Samsung has started rolling out the Android Ice Cream Sandwich update for its Galaxy S II handsets in the UK, though people who have the smartphone on a subscription plan will have to wait for operators to start pushing it out.
Samsung has finally started upgrading Galaxy S II handsets in the UK with Ice Cream Sandwich. Photo credit: Bonnie Cha/CNET News
In addition, the South Korean phone maker has delivered an open-source version of its take on Ice Cream Sandwich (ICS), enabling people to make their own modifications to the OS.
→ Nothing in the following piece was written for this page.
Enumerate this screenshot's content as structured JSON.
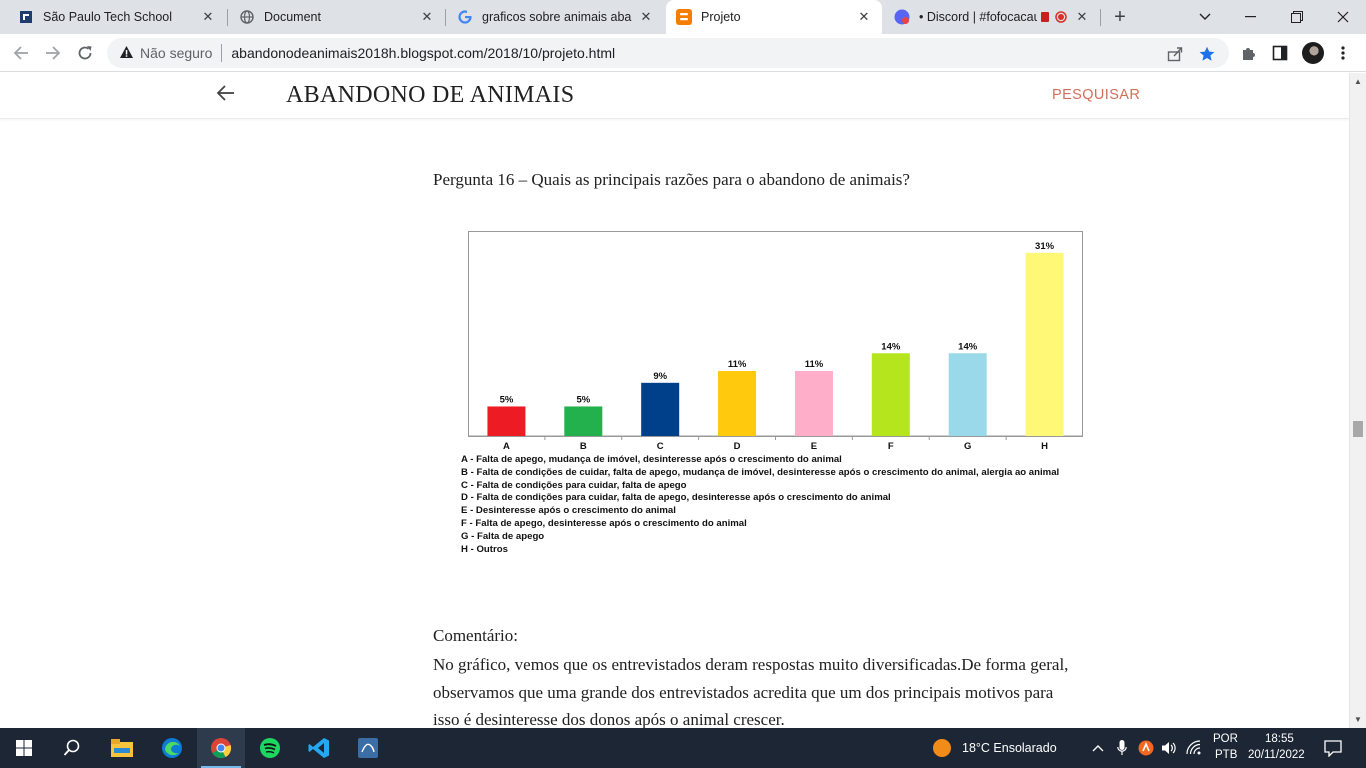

"Samsung UK can confirm that the rollout of Android 4.0 (Ice Cream Sandwich) on Galaxy S II will be available from the week commencing 19th March," the company said on its Facebook page. "However, the availability of software upgrades in the UK will be dependent upon each network's own software approvals process."
O2, Orange, Vodafone, Three and T-Mobile all offer the Galaxy S II on subscription plans. "We're working to make our build available as close to Samsung's release date as possible," T-Mobile told ZDNet UK on Tuesday. None of the other operators had responded to a request for their delivery window at the time of writing. People with SIM-free, non-operator specific versions of the device do not usually have to wait to download operating system updates.
The Android platform upgrade, announced by Samsung in November, has taken several months to reach Galaxy S II owners in the UK. On 8 March, Samsung said it had started the update process in some countries, but it had "no specific schedule for rollout in the EMEA region".
In its Facebook post, the company said an ICS update for its Galaxy Note, S II LTE and Tab 8.9 and 10.1 tablet devices "will follow soon".
Also on Monday, Samsung posted an open-source version of the ICS platform to its open-source directory. The release is intended for European handsets only and will allow modders to create their own builds, ROMs and other tweaks using the platform. Previously, Samsung had made Gingerbread builds of the operating system for the handset available via the repository.
Unlike official Google-sanctioned versions of Android, some components are not included in the open-source version of the platform. Gmail, Google Play — formerly called the Android Market — and Google Maps are all non-open source apps, for example, that come included on most Google-certified Android devices as part of the operating system.
Get the latest technology news and analysis, blogs and reviews delivered directly to your inbox with ZDNet UK's newsletters.